## Task instructions
The entries must be retyped exactly, down to the last line.

[Opening Information given section]

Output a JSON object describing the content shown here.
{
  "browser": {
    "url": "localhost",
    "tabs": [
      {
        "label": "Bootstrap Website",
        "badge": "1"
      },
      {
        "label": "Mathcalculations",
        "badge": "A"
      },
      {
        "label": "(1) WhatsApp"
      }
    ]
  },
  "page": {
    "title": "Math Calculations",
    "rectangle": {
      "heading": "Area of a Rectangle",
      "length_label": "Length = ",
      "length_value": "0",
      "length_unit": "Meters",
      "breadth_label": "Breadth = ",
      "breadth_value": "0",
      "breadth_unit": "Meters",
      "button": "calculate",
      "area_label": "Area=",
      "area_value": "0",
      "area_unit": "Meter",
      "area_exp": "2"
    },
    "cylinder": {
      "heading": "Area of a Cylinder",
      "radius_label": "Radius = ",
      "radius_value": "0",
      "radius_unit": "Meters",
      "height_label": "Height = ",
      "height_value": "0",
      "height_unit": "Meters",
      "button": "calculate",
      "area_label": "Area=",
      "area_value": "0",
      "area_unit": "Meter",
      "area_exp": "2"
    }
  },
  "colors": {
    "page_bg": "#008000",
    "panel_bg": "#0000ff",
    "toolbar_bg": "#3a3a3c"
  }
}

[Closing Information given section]

## Response for this exercise
Output a JSON object describing the content shown here.
{
  "browser": {
    "url": "localhost",
    "tabs": [
      {
        "label": "Bootstrap Website",
        "badge": "1"
      },
      {
        "label": "Mathcalculations",
        "badge": "A"
      },
      {
        "label": "(1) WhatsApp"
      }
    ]
  },
  "page": {
    "title": "Math Calculations",
    "rectangle": {
      "heading": "Area of a Rectangle",
      "length_label": "Length = ",
      "length_value": "0",
      "length_unit": "Meters",
      "breadth_label": "Breadth = ",
      "breadth_value": "0",
      "breadth_unit": "Meters",
      "button": "calculate",
      "area_label": "Area=",
      "area_value": "0",
      "area_unit": "Meter",
      "area_exp": "2"
    },
    "cylinder": {
      "heading": "Area of a Cylinder",
      "radius_label": "Radius = ",
      "radius_value": "0",
      "radius_unit": "Meters",
      "height_label": "Height = ",
      "height_value": "0",
      "height_unit": "Meters",
      "button": "calculate",
      "area_label": "Area=",
      "area_value": "0",
      "area_unit": "Meter",
      "area_exp": "2"
    }
  },
  "colors": {
    "page_bg": "#008000",
    "panel_bg": "#0000ff",
    "toolbar_bg": "#3a3a3c"
  }
}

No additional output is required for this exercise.